Although Winn is a relative unknown, he has had some flashes of greatness in his career. He could be a surprise running back in the Big East this season.
While Jeremy Wright struggled to find his role in the offense last season, Louisville’s Dominique Brown gained some momentum.
The junior running back rushed for 533 yards and scored four touchdowns. He rushed for a season-high 91 yards against Kentucky.
Louisville has one of the most intriguing running back situations in the Big East.
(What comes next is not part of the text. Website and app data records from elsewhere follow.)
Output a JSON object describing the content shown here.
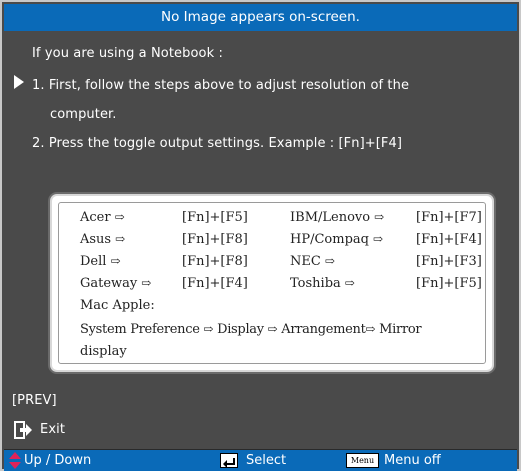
{
  "window": {
    "title": "No Image appears on-screen."
  },
  "content": {
    "heading": "If you are using a Notebook :",
    "step1_line1": "1. First, follow the steps above to adjust resolution of the",
    "step1_line2": "computer.",
    "step2": "2. Press the toggle output settings. Example : [Fn]+[F4]"
  },
  "notebook_table": {
    "rows": [
      [
        {
          "name": "Acer",
          "key": "[Fn]+[F5]"
        },
        {
          "name": "IBM/Lenovo",
          "key": "[Fn]+[F7]"
        }
      ],
      [
        {
          "name": "Asus",
          "key": "[Fn]+[F8]"
        },
        {
          "name": "HP/Compaq",
          "key": "[Fn]+[F4]"
        }
      ],
      [
        {
          "name": "Dell",
          "key": "[Fn]+[F8]"
        },
        {
          "name": "NEC",
          "key": "[Fn]+[F3]"
        }
      ],
      [
        {
          "name": "Gateway",
          "key": "[Fn]+[F4]"
        },
        {
          "name": "Toshiba",
          "key": "[Fn]+[F5]"
        }
      ]
    ],
    "mac_label": "Mac Apple:",
    "mac_path": [
      "System Preference",
      "Display",
      "Arrangement",
      "Mirror"
    ],
    "mac_last": "display",
    "arrow_icon": "⇨"
  },
  "nav": {
    "prev": "[PREV]",
    "exit": "Exit"
  },
  "footer": {
    "updown": "Up / Down",
    "select": "Select",
    "menu_key": "Menu",
    "menu_off": "Menu off"
  },
  "colors": {
    "background": "#4a4a4a",
    "bar": "#0a6ab8",
    "updown_arrow": "#e0245a"
  }
}
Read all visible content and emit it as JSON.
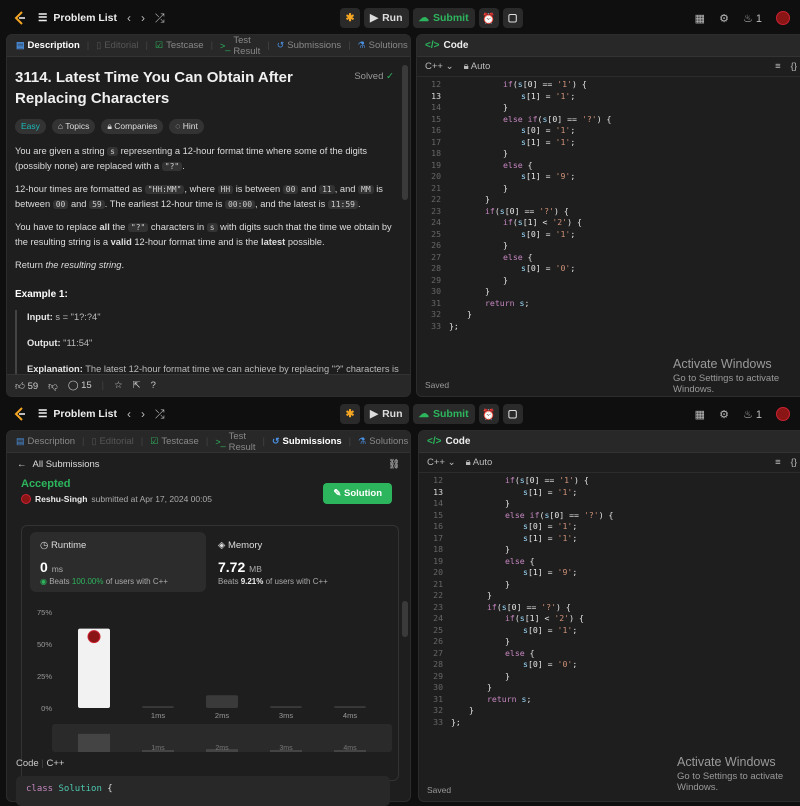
{
  "topbar": {
    "problem_list": "Problem List",
    "run": "Run",
    "submit": "Submit",
    "streak": "1"
  },
  "top_panel": {
    "tabs": [
      "Description",
      "Editorial",
      "Testcase",
      "Test Result",
      "Submissions",
      "Solutions"
    ],
    "title_line1": "3114. Latest Time You Can Obtain After",
    "title_line2": "Replacing Characters",
    "solved": "Solved",
    "chips": [
      "Easy",
      "Topics",
      "Companies",
      "Hint"
    ],
    "p1a": "You are given a string ",
    "p1code": "s",
    "p1b": " representing a 12-hour format time where some of the digits (possibly none) are replaced with a ",
    "p1code2": "\"?\"",
    "p1c": ".",
    "p2a": "12-hour times are formatted as ",
    "p2c1": "\"HH:MM\"",
    "p2b": ", where ",
    "p2c2": "HH",
    "p2c": " is between ",
    "p2c3": "00",
    "p2d": " and ",
    "p2c4": "11",
    "p2e": ", and ",
    "p2c5": "MM",
    "p2f": " is between ",
    "p2c6": "00",
    "p2g": " and ",
    "p2c7": "59",
    "p2h": ". The earliest 12-hour time is ",
    "p2c8": "00:00",
    "p2i": ", and the latest is ",
    "p2c9": "11:59",
    "p2j": ".",
    "p3a": "You have to replace ",
    "p3b": "all",
    "p3c": " the ",
    "p3code": "\"?\"",
    "p3d": " characters in ",
    "p3code2": "s",
    "p3e": " with digits such that the time we obtain by the resulting string is a ",
    "p3f": "valid",
    "p3g": " 12-hour format time and is the ",
    "p3h": "latest",
    "p3i": " possible.",
    "p4a": "Return ",
    "p4b": "the resulting string",
    "p4c": ".",
    "example_heading": "Example 1:",
    "input_label": "Input:",
    "input_value": "s = \"1?:?4\"",
    "output_label": "Output:",
    "output_value": "\"11:54\"",
    "explanation_label": "Explanation:",
    "explanation_value": "The latest 12-hour format time we can achieve by replacing \"?\" characters is",
    "likes": "59",
    "comments": "15"
  },
  "code_panel": {
    "title": "Code",
    "lang": "C++",
    "auto": "Auto",
    "saved": "Saved",
    "activate_title": "Activate Windows",
    "activate_sub": "Go to Settings to activate Windows."
  },
  "code_lines": [
    {
      "n": "12",
      "indent": 3,
      "html": "if(s[0] == '1') {"
    },
    {
      "n": "13",
      "indent": 4,
      "html": "s[1] = '1';"
    },
    {
      "n": "14",
      "indent": 3,
      "html": "}"
    },
    {
      "n": "15",
      "indent": 3,
      "html": "else if(s[0] == '?') {"
    },
    {
      "n": "16",
      "indent": 4,
      "html": "s[0] = '1';"
    },
    {
      "n": "17",
      "indent": 4,
      "html": "s[1] = '1';"
    },
    {
      "n": "18",
      "indent": 3,
      "html": "}"
    },
    {
      "n": "19",
      "indent": 3,
      "html": "else {"
    },
    {
      "n": "20",
      "indent": 4,
      "html": "s[1] = '9';"
    },
    {
      "n": "21",
      "indent": 3,
      "html": "}"
    },
    {
      "n": "22",
      "indent": 2,
      "html": "}"
    },
    {
      "n": "23",
      "indent": 2,
      "html": "if(s[0] == '?') {"
    },
    {
      "n": "24",
      "indent": 3,
      "html": "if(s[1] < '2') {"
    },
    {
      "n": "25",
      "indent": 4,
      "html": "s[0] = '1';"
    },
    {
      "n": "26",
      "indent": 3,
      "html": "}"
    },
    {
      "n": "27",
      "indent": 3,
      "html": "else {"
    },
    {
      "n": "28",
      "indent": 4,
      "html": "s[0] = '0';"
    },
    {
      "n": "29",
      "indent": 3,
      "html": "}"
    },
    {
      "n": "30",
      "indent": 2,
      "html": "}"
    },
    {
      "n": "31",
      "indent": 2,
      "html": "return s;"
    },
    {
      "n": "32",
      "indent": 1,
      "html": "}"
    },
    {
      "n": "33",
      "indent": 0,
      "html": "};"
    }
  ],
  "bottom_panel": {
    "tabs": [
      "Description",
      "Editorial",
      "Testcase",
      "Test Result",
      "Submissions",
      "Solutions"
    ],
    "all_submissions": "All Submissions",
    "accepted": "Accepted",
    "user": "Reshu-Singh",
    "submitted_at": "submitted at Apr 17, 2024 00:05",
    "solution_btn": "Solution",
    "runtime_label": "Runtime",
    "runtime_value": "0",
    "runtime_unit": "ms",
    "runtime_beats_a": "Beats ",
    "runtime_beats_pct": "100.00%",
    "runtime_beats_b": " of users with C++",
    "memory_label": "Memory",
    "memory_value": "7.72",
    "memory_unit": "MB",
    "memory_beats_a": "Beats ",
    "memory_beats_pct": "9.21%",
    "memory_beats_b": " of users with C++",
    "code_label": "Code",
    "code_lang": "C++",
    "code_first_line_kw": "class",
    "code_first_line_name": "Solution",
    "code_first_line_brace": " {"
  },
  "chart_data": {
    "type": "bar",
    "categories": [
      "0ms",
      "1ms",
      "2ms",
      "3ms",
      "4ms"
    ],
    "x_labels_shown": [
      "1ms",
      "2ms",
      "3ms",
      "4ms"
    ],
    "values": [
      62,
      1.5,
      10,
      1.5,
      1.5
    ],
    "ylim": [
      0,
      75
    ],
    "yticks": [
      "75%",
      "50%",
      "25%",
      "0%"
    ],
    "highlight_index": 0
  }
}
It will be interesting to see if Brown pushes through for the lead role, or Wright gains back his confidence.
The 2012 college football season could be a huge campaign for senior Demetris Murray.
Murray rushed for 503 yards last year and scored eight touchdowns on the ground. Although he has only rushed for around 500 yards in each of the past two seasons, Murray will now be the feature back since Darrell Scott is in the NFL.
Standing at 6'0'', 215 lbs, Murray is a one of the biggest backs in the Big East and is hard to tackle.
South Florida will have a nice one-two punch ground attack with Murray carrying most of the load and Lindsey Lamar throwing in some speed.
It will be interesting to watch senior Matt Brown as the season progresses. Brown rushed for 916 yards last season and scored six rushing touchdowns.
The 5’5”, 170-lb running back from Temple may have trouble staying healthy for an entire season, especially since this is the school’s first season in the Big East.
Smaller running backs tend to be harder to see; not that it matters with the amazing speed Brown possesses. He should be fun to watch.
There are a few young Big East running backs that could develop into a special collegiate player. Jawan Jamison is one of them.
The sophomore running back rushed for 817 yards as a freshman and scored nine touchdowns.
He accumulated 100 yards against Navy and had a 200-yard performance against Cincinnati.
When Jamison gets himself into the open field, he is simply untouchable. He will be a major contributor to the Rutgers Scarlet Knights' success this season.
Sophomore Lyle McCombs had a huge season for the Connecticut Huskies in 2011.
McCombs lead the Big East with 1,181 rushing yards and added seven touchdowns on the ground.
He had great performances against Fordham (141 yards) and Syracuse (152 yards).
McCombs' performance shouldn't be a surprise to Huskies fans. Connecticut has had three running backs break 1,000-yard seasons since 2008.
It is scary to think how good McCombs could be in 2012.
Pitt senior Ray Graham ran for 958 yards and scored nine rushing touchdowns in only eight games in 2011.
His record-setting season was cut short due to a knee injury that required surgery.
Coach Paul Chryst expects Graham to be ready for fall football camp.
If he can make a complete recovery with his knee, then Graham could flourish under Chryst’s new run-first offense.
Expect big games from Graham as he looks for redemption on the rest of the Big East.
Ralph David Abernathy IV (SO), Cincinnati
Abernathy will share time with George Winn and could add a spark to the Bearcat offense.
Savon Higgins (SO), Rutgers
Higgins is a great running back talent who missed much of last season with a knee injury. If he is healthy, Rutgers could have one of the best backfields in the Big East.
Rushel Shell (FR), Pittsburgh
Shell could be one of the most hyped players to come to Pitt since Tony Dorsett and Dan Marino. Could take Bennett’s spot and share some carries with Graham.
Kenneth Hopper (SO), Temple
Hopper will see plenty of carries as he spells Brown.